Gold glitters as Thais sell jewelry to make ends meet

Gold glitters as Thais sell jewelry to make ends meet
  • Price of precious metal spikes as economy tanks during pandemic

BANGKOK: Thais are flocking to Bangkok’s Chinatown to sell their gold jewelry as the price of the precious metal spikes and the economy tanks due to the coronavirus pandemic.

Gold surged to a seven-year high on Tuesday to $1,731.25 an ounce, following global moves led by the US to reinflate economies with trillions of dollars of stimulus measures.

That has boosted the price of gold across the world, tempting many to sell their stocks of the precious metal at a time of economic hardship without recent precedent.

Many Thais buy gold jewelry as an investment in times of plenty, to be sold when prices rise or belts tighten.

In Bangkok, where a virtual lockdown has taken root for a fortnight, hundreds flocked to Yaowarat, Bangkok’s Chinatown, to trade bracelets, necklaces and rings for cash as local gold prices jumped more than 20 percent.

“I don’t have any savings so I decided to sell the gold I have for cash to keep me afloat during this time,” said Thanakorn Promyuyen, a 39-year-old street vendor.

Traders have bought tens of millions of dollars worth of gold since Tuesday, according to Jitti Tangsitpakdi, a chairman of a trade association.

“One shop bought 200 million baht ($6.1 million) of ornaments and bars,” he said, explaining businesses whose revenue has been strangled by the lockdown are being forced to sell their gold savings.

“Their businesses are in bad shape; better to sell gold and keep cash,” he said.

“In over 60 years I have never seen people queue like this to sell their gold.”

Thailand’s economy is forecast to contract by more than 5 percent this year after the virus shuttered borders — killing the cash cow tourist industry — leaving millions unemployed.

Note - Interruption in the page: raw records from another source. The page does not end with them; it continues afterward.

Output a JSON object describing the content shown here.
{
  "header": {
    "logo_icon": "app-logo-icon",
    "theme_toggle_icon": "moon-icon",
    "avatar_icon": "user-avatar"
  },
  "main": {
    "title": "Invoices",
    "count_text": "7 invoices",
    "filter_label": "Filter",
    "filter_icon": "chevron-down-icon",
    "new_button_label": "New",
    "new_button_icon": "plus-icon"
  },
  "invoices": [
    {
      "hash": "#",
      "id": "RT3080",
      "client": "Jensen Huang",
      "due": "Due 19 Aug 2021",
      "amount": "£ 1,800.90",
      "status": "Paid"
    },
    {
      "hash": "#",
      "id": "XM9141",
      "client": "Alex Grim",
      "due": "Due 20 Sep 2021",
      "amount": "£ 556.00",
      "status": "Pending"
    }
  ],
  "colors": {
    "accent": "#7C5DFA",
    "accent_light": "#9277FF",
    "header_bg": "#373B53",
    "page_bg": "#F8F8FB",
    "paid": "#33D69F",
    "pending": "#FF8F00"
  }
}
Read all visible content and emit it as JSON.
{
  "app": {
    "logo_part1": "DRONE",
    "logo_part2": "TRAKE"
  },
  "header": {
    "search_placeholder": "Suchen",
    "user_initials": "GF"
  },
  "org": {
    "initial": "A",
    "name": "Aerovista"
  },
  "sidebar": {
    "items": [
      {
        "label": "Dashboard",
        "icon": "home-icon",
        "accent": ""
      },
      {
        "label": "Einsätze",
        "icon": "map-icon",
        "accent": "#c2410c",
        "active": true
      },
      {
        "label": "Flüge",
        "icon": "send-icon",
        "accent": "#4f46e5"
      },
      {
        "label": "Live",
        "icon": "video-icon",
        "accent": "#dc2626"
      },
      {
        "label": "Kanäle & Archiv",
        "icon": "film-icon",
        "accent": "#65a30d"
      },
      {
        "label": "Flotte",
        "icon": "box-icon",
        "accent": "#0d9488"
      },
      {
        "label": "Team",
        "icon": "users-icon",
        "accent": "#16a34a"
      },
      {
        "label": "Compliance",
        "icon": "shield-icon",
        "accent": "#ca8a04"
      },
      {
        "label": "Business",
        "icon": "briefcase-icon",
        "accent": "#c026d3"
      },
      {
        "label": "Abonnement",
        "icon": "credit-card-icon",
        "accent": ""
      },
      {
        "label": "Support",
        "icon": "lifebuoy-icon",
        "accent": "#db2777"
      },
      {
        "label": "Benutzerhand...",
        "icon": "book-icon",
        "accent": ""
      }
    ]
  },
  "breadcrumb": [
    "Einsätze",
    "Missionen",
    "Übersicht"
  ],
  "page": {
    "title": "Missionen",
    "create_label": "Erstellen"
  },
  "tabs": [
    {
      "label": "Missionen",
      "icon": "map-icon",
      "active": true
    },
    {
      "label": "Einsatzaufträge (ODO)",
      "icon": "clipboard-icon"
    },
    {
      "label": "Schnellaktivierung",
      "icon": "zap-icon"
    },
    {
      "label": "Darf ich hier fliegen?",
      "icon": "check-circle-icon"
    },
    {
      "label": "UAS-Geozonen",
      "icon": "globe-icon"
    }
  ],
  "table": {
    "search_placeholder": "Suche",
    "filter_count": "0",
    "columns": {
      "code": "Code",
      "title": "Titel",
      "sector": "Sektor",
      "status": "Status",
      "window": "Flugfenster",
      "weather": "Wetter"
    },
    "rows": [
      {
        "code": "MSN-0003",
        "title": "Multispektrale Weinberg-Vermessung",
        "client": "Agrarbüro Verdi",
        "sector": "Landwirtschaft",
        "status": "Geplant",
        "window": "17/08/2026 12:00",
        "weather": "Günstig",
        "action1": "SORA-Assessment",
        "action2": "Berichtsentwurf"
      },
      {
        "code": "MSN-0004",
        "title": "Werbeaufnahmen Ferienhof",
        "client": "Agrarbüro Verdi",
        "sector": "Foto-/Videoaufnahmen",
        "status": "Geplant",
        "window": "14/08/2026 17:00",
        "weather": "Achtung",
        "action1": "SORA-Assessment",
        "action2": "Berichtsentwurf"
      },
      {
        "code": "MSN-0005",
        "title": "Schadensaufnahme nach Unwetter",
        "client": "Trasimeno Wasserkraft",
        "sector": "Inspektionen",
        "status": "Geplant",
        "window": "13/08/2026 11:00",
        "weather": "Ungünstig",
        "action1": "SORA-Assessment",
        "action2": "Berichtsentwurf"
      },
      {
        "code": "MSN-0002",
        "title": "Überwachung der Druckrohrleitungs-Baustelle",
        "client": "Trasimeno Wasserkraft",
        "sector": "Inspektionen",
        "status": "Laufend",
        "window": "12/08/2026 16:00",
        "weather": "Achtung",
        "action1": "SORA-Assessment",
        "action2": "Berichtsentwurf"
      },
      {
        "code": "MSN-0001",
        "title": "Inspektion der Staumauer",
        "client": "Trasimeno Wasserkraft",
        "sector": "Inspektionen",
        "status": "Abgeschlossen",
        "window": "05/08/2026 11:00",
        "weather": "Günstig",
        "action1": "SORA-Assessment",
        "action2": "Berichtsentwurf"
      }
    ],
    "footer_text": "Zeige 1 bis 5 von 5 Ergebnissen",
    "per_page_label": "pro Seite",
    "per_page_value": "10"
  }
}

“I don’t have any income, only expenses,” said 43-year-old Aumporn Pansa as he sold his jewelry.

“I have kids to take care of as well as monthly bills, so I had to come here and sell.”